■ **REQUIREMENT**
Select all lines holding the word "title" from the entries that follow.

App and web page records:
══════════

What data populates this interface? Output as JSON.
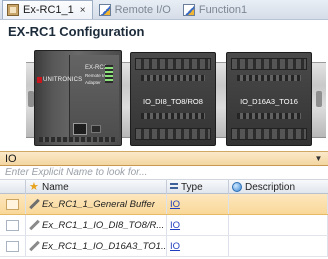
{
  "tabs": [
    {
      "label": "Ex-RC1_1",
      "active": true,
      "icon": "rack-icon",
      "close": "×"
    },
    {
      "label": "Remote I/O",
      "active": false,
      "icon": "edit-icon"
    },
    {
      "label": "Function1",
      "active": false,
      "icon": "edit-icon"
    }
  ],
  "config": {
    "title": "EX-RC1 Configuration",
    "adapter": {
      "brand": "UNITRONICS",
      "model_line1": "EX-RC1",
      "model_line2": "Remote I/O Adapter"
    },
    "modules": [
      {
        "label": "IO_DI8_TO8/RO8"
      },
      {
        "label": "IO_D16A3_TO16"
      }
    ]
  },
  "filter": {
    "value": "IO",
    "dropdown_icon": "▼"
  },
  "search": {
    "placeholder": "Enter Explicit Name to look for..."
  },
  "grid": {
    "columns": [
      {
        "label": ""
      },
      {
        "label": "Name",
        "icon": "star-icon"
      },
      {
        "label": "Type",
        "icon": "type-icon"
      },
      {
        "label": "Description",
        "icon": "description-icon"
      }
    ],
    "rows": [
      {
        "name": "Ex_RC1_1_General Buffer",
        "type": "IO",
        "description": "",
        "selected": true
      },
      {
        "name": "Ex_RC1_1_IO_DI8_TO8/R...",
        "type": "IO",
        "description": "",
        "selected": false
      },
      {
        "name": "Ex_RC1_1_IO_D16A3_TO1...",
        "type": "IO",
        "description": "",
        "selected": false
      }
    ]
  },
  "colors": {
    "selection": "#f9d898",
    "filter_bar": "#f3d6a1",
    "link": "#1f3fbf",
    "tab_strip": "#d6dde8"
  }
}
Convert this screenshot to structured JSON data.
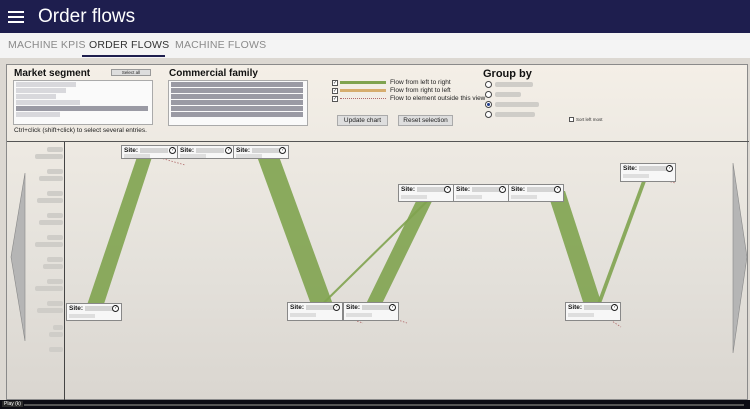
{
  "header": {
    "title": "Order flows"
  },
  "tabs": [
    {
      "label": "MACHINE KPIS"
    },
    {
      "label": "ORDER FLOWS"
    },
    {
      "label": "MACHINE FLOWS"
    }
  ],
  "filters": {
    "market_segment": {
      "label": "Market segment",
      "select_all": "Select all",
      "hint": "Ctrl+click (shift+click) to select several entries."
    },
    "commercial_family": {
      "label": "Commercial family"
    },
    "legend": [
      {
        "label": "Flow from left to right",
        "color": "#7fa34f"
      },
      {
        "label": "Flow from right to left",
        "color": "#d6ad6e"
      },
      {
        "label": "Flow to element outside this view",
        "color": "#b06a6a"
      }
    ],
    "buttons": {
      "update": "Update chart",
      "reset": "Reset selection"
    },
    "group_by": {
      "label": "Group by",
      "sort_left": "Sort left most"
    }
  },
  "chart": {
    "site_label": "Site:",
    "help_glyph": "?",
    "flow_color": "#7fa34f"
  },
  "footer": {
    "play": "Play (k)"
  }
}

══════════

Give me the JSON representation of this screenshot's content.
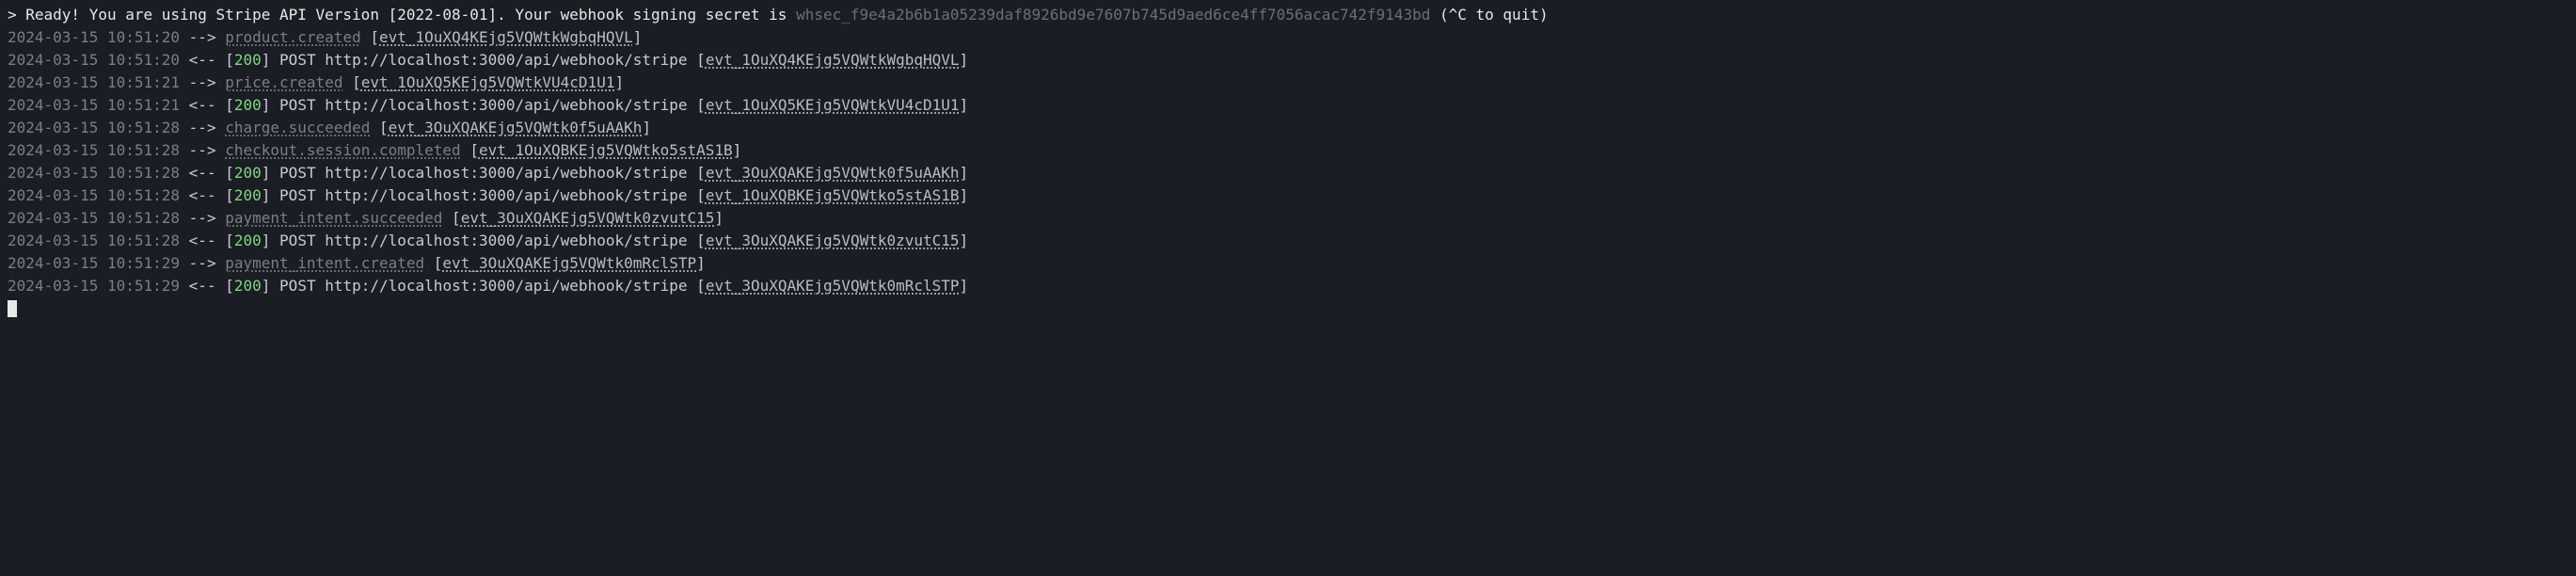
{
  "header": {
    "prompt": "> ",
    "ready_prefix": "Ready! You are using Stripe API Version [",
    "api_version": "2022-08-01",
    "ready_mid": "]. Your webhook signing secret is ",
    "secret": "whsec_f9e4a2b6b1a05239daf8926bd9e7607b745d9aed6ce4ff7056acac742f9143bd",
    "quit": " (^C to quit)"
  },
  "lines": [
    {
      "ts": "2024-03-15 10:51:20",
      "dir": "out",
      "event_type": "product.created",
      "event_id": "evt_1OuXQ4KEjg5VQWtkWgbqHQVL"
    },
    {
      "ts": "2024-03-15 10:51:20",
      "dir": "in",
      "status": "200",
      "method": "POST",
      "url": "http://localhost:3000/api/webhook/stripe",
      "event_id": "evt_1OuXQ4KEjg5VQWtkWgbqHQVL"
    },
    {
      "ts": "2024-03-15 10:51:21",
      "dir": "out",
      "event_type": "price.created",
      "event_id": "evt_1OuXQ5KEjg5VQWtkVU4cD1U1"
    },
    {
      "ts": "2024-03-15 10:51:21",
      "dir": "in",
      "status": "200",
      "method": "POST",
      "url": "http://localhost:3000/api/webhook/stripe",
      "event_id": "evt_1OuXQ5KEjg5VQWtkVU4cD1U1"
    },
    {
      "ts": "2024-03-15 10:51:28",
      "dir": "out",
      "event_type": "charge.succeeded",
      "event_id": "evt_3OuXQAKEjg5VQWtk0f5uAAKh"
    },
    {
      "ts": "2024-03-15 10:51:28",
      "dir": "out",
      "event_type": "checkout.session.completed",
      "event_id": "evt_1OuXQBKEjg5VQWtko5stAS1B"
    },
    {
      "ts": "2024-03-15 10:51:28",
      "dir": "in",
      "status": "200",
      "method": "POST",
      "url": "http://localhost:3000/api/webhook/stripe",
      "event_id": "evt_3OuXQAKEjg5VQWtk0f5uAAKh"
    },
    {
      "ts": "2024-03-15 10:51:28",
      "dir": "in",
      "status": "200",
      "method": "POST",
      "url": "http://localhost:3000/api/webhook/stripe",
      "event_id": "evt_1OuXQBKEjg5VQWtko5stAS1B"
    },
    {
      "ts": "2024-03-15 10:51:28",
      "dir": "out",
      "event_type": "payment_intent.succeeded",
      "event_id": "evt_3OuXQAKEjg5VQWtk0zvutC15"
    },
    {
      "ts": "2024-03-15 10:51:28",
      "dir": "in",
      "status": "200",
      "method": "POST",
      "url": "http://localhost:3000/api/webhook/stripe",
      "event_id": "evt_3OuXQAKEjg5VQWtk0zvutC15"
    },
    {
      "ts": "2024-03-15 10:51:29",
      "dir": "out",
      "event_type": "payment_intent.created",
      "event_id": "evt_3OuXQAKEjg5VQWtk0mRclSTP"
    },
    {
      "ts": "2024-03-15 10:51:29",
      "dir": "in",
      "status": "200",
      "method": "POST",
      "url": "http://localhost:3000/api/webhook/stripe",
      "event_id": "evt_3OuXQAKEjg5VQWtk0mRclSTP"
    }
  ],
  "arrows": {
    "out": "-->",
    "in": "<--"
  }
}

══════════

■ **TASK SOLUTION**
    "title": "EX-RC1 Configuration",
    "title": "Order flows"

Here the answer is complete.